Circadian rhythms factors
Activity-rest patterns and circadian rhythms can contribute to the variations in mental acuity. Circadian rhythms are regulatory cycles in the brain. They manage your alertness and sleepiness on 24-hour cycles. Your brain will react to changes in the environment based on this 24-hour circadian rhythm cycle. This is a very important and complex regulatory mechanism that developed in mammals over a long period of time.
If your circadian rhythm is off, it may not trigger timely and appropriate responses to the environmental changes from your brain. Thus, you may suffer from insufficient sleep and poor physical recovery, further inhibiting your mental acuity.
Moreover, genetic factors can play an important role in changes in cognitive or mental acuity and cognitive vitality. If you have dementia or neurodegenerative diseases somewhere in your family tree, you may be more susceptible to such disorders. It is hardly possible to change genetic predispositions, at least at this point in time. However, healthy lifestyle choices may help to decrease the probability of or postpone the onset of neurological disorders.
Drugs related factors
As well, some drugs, both medical and illegal, can be contributors to your mental acuity decline. Various illegal drags can have detrimental effects on your brain’s ability to function normally, and, therefore, on your mental acuity.
Unfortunately, some prescription medications can also have negative effects on your mental acuity. Most commonly, these could occur as side effects of a medication. It is prudent to speak to your physician about the possible side effects and dangers of the medications that you are taking. You can also inquire about remedies to help to mitigate such side effects.
Curiously, some of the contributing factors can also be those that can help to mitigate the changes in mental acuity. This can be possible because an individual can make changes to some of those factors. For example, you can improve your diet, sleep more, exercise better, and the list goes on. These facts have prompted growth of new movements that advocate and promote healthy and natural wellness choices. Biohacking is one of them, and it is gaining popularity worldwide.

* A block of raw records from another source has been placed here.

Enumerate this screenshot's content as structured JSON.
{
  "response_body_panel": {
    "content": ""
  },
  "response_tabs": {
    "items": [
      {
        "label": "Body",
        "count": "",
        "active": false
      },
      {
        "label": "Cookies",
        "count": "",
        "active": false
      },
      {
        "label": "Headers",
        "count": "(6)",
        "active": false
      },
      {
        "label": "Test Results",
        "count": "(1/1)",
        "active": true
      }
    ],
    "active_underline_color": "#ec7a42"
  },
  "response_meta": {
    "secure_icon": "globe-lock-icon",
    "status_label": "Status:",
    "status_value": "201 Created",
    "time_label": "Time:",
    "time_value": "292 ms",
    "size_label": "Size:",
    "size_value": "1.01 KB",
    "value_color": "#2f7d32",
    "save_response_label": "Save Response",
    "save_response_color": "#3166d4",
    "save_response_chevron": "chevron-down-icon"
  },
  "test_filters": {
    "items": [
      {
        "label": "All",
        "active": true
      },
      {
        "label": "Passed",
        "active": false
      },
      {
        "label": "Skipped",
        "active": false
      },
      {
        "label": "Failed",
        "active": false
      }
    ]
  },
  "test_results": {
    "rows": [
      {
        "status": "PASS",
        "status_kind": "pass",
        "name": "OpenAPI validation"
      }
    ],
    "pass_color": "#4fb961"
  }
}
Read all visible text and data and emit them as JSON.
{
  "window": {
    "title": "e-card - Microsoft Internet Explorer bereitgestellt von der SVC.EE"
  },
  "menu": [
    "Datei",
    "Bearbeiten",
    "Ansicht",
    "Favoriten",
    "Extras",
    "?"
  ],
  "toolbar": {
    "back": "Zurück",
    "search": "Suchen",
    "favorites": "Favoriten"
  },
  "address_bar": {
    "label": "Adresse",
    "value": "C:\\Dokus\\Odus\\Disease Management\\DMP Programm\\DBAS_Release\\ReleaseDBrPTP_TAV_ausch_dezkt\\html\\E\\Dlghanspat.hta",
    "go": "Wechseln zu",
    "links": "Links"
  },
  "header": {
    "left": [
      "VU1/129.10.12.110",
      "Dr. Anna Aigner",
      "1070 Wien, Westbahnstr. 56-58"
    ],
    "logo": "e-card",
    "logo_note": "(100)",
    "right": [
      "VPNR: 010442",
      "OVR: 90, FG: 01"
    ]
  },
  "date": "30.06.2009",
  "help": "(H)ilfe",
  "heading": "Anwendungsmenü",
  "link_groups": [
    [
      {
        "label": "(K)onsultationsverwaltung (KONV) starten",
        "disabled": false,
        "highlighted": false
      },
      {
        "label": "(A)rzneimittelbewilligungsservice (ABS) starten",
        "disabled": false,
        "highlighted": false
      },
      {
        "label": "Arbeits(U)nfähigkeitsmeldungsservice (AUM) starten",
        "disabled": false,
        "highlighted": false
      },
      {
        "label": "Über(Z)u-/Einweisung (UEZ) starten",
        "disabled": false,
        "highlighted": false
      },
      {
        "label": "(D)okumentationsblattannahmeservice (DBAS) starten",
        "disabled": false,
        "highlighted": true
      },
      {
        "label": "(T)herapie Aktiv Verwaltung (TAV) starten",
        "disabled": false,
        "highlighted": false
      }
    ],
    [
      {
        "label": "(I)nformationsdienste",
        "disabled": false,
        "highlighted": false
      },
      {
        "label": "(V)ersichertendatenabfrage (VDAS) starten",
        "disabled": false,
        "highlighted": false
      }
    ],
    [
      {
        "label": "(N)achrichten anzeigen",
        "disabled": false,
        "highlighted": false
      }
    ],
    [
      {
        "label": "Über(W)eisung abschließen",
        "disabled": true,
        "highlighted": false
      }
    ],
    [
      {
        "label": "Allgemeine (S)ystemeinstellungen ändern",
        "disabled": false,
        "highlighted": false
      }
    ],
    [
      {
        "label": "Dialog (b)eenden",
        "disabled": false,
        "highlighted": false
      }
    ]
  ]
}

New Neuro Modulation Technology Can Help to Improve Mental Acuity
As attention to brain wellness and mental acuity has grown, so has innovation in the space of brain wellness technology. Creative minds in science and technology are cooperating to develop new tools to help you take better care of your brain. Non-invasive neuro modulation is one area of such research and cooperation, and improving mental acuity is one of its goals.
Creative new technologies utilize light, sound, electromagnetic energy and visual stimuli to stimulate your brain. Moreover, new wearable and smart devices can help train your brain and to improve your mental acuity. Some of them are non-invasive and have no side effects. This is only the beginning of a new era of personal neuro-modulation technology for home use. Stay tuned for more.